Cardale Jones’ decision to put off NFL bold, surprising – and all his own

CLEVELAND – Cardale Jones had the momentum, the spotlight and even the entrance — Drake’s "Started from the Bottom" played over the gymnasium speakers during a made-for-TV arrival — that suggested this moment would be about what’s next, and his ascension the last five weeks from backup to national-title winner to guy holding court at his old high school had everything an "I’m headed to the NFL" announcement could have, and even more if you count Drake’s rapping and national sports stations carrying it live.

There’s no TV like live TV, and with people everywhere watching Jones calmly stood up at the microphone, said a couple of thank yous and then said he’d get right to it.

He announced he’s staying in school, that the NFL and the NFL Draft and further goals can wait.

A guy who never started a college game before Dec. 7 and isn’t guaranteed to be Ohio State’s starting quarterback next year announced he’s coming back to find out what happens next in amateur* football.

Crazy, right?

About as crazy as third-stringer who’d never played a significant down before Nov. 29 leading Ohio State to a national championship.

If there is one, it’s hard to remember a story like this. With three proven quarterbacks holding remaining eligibility on Ohio State’s roster, it’s just as hard to imagine a situation like this. And yet Jones — clearly the best potential pro prospect of the three and the one left standing after a wild season — came back to his hometown and to Ginn Academy to say that he values education more than football.
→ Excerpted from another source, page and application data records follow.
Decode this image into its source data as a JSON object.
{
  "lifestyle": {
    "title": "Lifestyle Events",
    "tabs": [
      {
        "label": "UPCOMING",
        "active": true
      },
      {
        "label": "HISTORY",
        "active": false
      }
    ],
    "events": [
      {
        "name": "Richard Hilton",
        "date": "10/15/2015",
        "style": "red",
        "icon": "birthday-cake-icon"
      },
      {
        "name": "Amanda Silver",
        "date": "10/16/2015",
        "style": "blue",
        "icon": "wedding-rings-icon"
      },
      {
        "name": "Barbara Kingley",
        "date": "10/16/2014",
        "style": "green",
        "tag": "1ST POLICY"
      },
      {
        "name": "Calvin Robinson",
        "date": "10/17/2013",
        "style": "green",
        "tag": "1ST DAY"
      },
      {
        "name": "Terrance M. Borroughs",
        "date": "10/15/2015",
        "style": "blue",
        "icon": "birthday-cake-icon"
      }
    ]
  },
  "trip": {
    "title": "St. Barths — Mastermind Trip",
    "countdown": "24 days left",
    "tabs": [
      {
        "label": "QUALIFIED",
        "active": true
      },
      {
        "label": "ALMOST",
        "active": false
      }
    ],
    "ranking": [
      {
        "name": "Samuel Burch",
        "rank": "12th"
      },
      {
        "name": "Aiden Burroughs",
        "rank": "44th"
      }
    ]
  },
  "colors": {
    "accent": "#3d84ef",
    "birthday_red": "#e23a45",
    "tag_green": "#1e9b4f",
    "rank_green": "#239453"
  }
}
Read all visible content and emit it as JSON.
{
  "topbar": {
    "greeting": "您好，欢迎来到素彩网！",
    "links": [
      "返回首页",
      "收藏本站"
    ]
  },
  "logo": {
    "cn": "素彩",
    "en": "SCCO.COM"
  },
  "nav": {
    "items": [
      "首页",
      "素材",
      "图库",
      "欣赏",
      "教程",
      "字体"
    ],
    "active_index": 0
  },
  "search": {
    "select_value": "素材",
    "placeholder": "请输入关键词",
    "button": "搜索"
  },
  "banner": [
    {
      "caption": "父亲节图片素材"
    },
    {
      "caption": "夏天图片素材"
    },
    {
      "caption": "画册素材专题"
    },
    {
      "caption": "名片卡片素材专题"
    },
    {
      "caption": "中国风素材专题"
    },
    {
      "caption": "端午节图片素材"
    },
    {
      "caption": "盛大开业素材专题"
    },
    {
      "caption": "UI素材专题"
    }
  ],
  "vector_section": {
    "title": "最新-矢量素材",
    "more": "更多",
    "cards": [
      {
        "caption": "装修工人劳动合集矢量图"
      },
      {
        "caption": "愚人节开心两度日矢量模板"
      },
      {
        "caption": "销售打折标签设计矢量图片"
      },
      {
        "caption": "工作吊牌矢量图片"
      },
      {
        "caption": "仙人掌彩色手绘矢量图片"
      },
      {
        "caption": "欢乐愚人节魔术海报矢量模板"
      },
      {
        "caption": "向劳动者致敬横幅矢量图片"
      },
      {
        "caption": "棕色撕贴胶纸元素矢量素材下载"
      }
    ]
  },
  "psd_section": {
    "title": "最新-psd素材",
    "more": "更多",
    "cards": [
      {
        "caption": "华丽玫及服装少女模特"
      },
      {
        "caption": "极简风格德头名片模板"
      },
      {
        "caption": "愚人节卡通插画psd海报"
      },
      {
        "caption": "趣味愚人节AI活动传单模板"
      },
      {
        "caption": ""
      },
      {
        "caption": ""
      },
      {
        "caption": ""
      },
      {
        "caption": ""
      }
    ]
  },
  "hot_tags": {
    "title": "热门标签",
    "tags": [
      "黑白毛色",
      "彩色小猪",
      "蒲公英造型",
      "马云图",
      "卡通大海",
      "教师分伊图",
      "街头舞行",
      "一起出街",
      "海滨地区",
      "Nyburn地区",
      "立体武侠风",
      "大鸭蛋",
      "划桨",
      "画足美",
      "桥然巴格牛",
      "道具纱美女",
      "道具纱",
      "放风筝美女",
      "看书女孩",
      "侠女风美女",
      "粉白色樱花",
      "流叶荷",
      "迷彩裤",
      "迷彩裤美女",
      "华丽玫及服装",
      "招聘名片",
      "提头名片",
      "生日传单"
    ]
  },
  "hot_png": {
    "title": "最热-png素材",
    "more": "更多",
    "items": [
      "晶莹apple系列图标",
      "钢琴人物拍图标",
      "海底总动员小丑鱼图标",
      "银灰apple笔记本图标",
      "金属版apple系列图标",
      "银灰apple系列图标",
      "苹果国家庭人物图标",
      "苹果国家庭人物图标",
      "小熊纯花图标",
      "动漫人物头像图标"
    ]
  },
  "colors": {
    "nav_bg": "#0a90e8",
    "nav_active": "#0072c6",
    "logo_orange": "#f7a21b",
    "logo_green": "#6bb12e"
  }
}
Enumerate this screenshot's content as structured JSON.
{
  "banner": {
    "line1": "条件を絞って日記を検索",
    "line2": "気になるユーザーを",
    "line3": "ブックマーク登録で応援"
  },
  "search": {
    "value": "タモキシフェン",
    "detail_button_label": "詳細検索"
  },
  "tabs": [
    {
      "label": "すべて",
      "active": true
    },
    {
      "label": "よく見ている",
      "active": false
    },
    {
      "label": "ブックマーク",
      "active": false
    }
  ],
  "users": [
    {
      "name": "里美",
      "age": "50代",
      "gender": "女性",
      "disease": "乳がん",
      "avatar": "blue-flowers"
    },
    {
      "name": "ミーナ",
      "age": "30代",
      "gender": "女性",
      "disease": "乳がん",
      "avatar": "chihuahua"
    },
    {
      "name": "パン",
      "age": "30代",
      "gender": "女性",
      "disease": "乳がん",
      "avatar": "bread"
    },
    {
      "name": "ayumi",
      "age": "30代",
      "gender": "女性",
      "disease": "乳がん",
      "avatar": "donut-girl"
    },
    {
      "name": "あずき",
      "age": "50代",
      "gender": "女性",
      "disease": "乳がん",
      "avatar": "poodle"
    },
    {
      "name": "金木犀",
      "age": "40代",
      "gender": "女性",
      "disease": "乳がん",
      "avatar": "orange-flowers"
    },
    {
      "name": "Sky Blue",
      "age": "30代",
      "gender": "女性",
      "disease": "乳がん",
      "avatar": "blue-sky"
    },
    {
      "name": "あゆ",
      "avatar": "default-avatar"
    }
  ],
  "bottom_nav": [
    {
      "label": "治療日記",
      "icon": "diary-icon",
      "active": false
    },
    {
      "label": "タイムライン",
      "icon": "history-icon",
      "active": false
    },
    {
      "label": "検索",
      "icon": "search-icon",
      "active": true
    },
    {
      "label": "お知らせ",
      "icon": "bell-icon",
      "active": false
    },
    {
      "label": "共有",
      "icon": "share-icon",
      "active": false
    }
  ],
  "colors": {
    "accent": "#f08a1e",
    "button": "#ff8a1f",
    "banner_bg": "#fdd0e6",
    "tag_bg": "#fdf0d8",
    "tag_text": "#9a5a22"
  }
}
"It was simple," Jones said, almost challenging anyone who thought the decision to take the money and immediately challenge NFL scouts to find a more gifted quarterback was the simple one.

Remember, it was Jones who once was suspended by Ohio State coach Urban Meyer for tweeting he didn’t "come to play school" and that "classes are pointless." Even during the 2014 season, Meyer was challenging him to grow up.

Thursday morning, Meyer was in Cleveland talking things over with Jones — things like growing up and coming back and how a guy who once had poor practice habits had blown Meyer away with his command of the team in the days leading up to the Sugar Bowl win over Alabama. Because Ohio State played until Jan. 12 and because Jones was different than most NFL early-entry prospects in that he spent the fall watching and not playing, the Jan. 15 NFL deadline came out of nowhere.

Just like Jones.

"It was tough," Jones admitted. "Two or three days was not enough time."

But he came in leaning one way and never truly leaned the other. Meyer and Ted Ginn Sr. — his high school football coach, a mentor and audio guy who cued up Drake Thursday — used their NFL contacts to gather info. Jones remains a mystery to the NFL but a 6’5, 250-pound mystery who can throw the ball 50 yards with the flick of his right wrist. Ginn said one NFL person told him Jones might be a first-round pick and that he never heard lower than third.

Those guys get paid. And Jones is a 22-year old redshirt sophomore who didn’t come from much, had to go to military school to qualify for Ohio State, has a young daughter and is about a year from his Ohio State degree.


He made a surprising decision Thursday, but it was his.

"People can say what they want to say," Jones said, "but it’s my life and I have to live it.

"Football has always been a stepping stone to my education. Being a first-round pick means nothing to me without my education."

In the fall of 2012, Jones tweeted that classes were pointless. As recently as last spring, he was Ohio State’s No. 2 quarterback who was then beaten out for the starting job by J.T. Barrett in August after Braxton Miller’s injury. Now, he’s a national champion, a tantalizing NFL prospect and though he hasn’t been in class this week because of the national championship game and what he tweeted was "a life-changing" decision made at home, Jones said he’ll be in class Tuesday.

Started at the bottom.

For one more season, he’s staying in Columbus.